*Aim of the exercise*.
Would you restate the entries below word for word, leaving out the images?

[Interface dataset entries]
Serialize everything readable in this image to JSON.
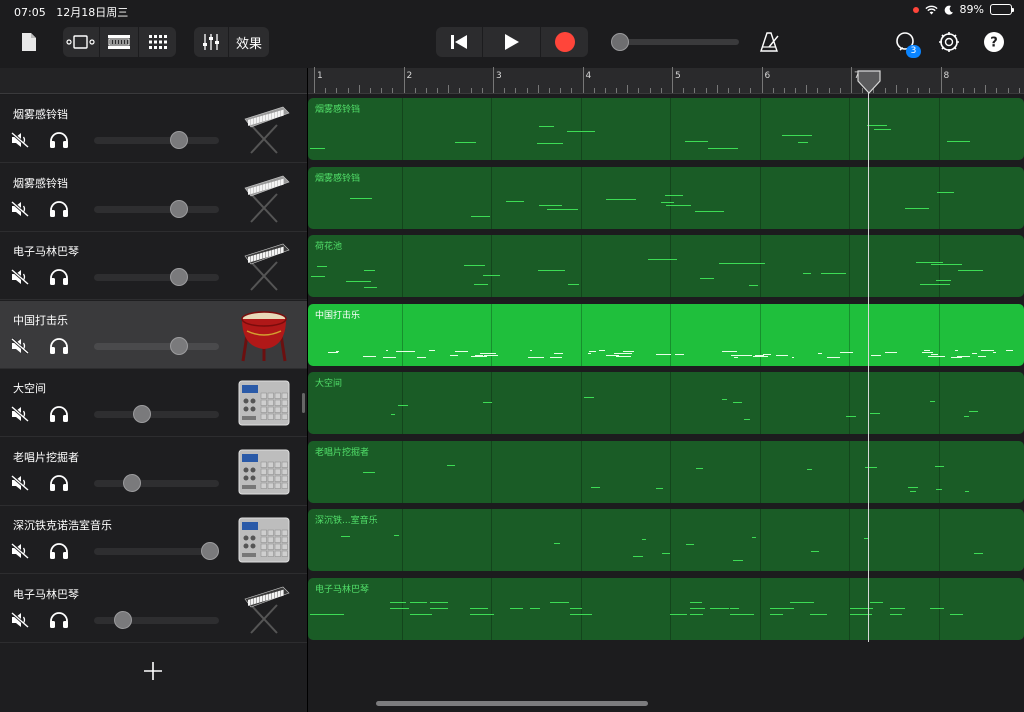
{
  "status": {
    "time": "07:05",
    "date": "12月18日周三",
    "battery": "89%",
    "battery_level": 0.89
  },
  "colors": {
    "accent_record": "#ff453a",
    "region": "#1a5c26",
    "region_selected": "#1fbf3c",
    "note": "#3ddc55"
  },
  "toolbar": {
    "effects_label": "效果",
    "notification_count": "3",
    "position": 0.0
  },
  "ruler": {
    "bars": [
      "1",
      "2",
      "3",
      "4",
      "5",
      "6",
      "7",
      "8"
    ]
  },
  "tracks": [
    {
      "name": "烟雾感铃铛",
      "volume": 0.68,
      "instrument": "keyboard",
      "region": "烟雾感铃铛"
    },
    {
      "name": "烟雾感铃铛",
      "volume": 0.68,
      "instrument": "keyboard",
      "region": "烟雾感铃铛"
    },
    {
      "name": "电子马林巴琴",
      "volume": 0.68,
      "instrument": "keyboard-dark",
      "region": "荷花池"
    },
    {
      "name": "中国打击乐",
      "volume": 0.68,
      "instrument": "drum",
      "region": "中国打击乐",
      "selected": true
    },
    {
      "name": "大空间",
      "volume": 0.38,
      "instrument": "drum-machine",
      "region": "大空间"
    },
    {
      "name": "老唱片挖掘者",
      "volume": 0.3,
      "instrument": "drum-machine",
      "region": "老唱片挖掘者"
    },
    {
      "name": "深沉铁克诺浩室音乐",
      "volume": 0.93,
      "instrument": "drum-machine",
      "region": "深沉铁...室音乐"
    },
    {
      "name": "电子马林巴琴",
      "volume": 0.23,
      "instrument": "keyboard-dark",
      "region": "电子马林巴琴"
    }
  ],
  "playhead_bar": 7.2
}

*Task solution*.
Serialize everything readable in this image to JSON.
{
  "status": {
    "time": "07:05",
    "date": "12月18日周三",
    "battery": "89%",
    "battery_level": 0.89
  },
  "colors": {
    "accent_record": "#ff453a",
    "region": "#1a5c26",
    "region_selected": "#1fbf3c",
    "note": "#3ddc55"
  },
  "toolbar": {
    "effects_label": "效果",
    "notification_count": "3",
    "position": 0.0
  },
  "ruler": {
    "bars": [
      "1",
      "2",
      "3",
      "4",
      "5",
      "6",
      "7",
      "8"
    ]
  },
  "tracks": [
    {
      "name": "烟雾感铃铛",
      "volume": 0.68,
      "instrument": "keyboard",
      "region": "烟雾感铃铛"
    },
    {
      "name": "烟雾感铃铛",
      "volume": 0.68,
      "instrument": "keyboard",
      "region": "烟雾感铃铛"
    },
    {
      "name": "电子马林巴琴",
      "volume": 0.68,
      "instrument": "keyboard-dark",
      "region": "荷花池"
    },
    {
      "name": "中国打击乐",
      "volume": 0.68,
      "instrument": "drum",
      "region": "中国打击乐",
      "selected": true
    },
    {
      "name": "大空间",
      "volume": 0.38,
      "instrument": "drum-machine",
      "region": "大空间"
    },
    {
      "name": "老唱片挖掘者",
      "volume": 0.3,
      "instrument": "drum-machine",
      "region": "老唱片挖掘者"
    },
    {
      "name": "深沉铁克诺浩室音乐",
      "volume": 0.93,
      "instrument": "drum-machine",
      "region": "深沉铁...室音乐"
    },
    {
      "name": "电子马林巴琴",
      "volume": 0.23,
      "instrument": "keyboard-dark",
      "region": "电子马林巴琴"
    }
  ],
  "playhead_bar": 7.2
}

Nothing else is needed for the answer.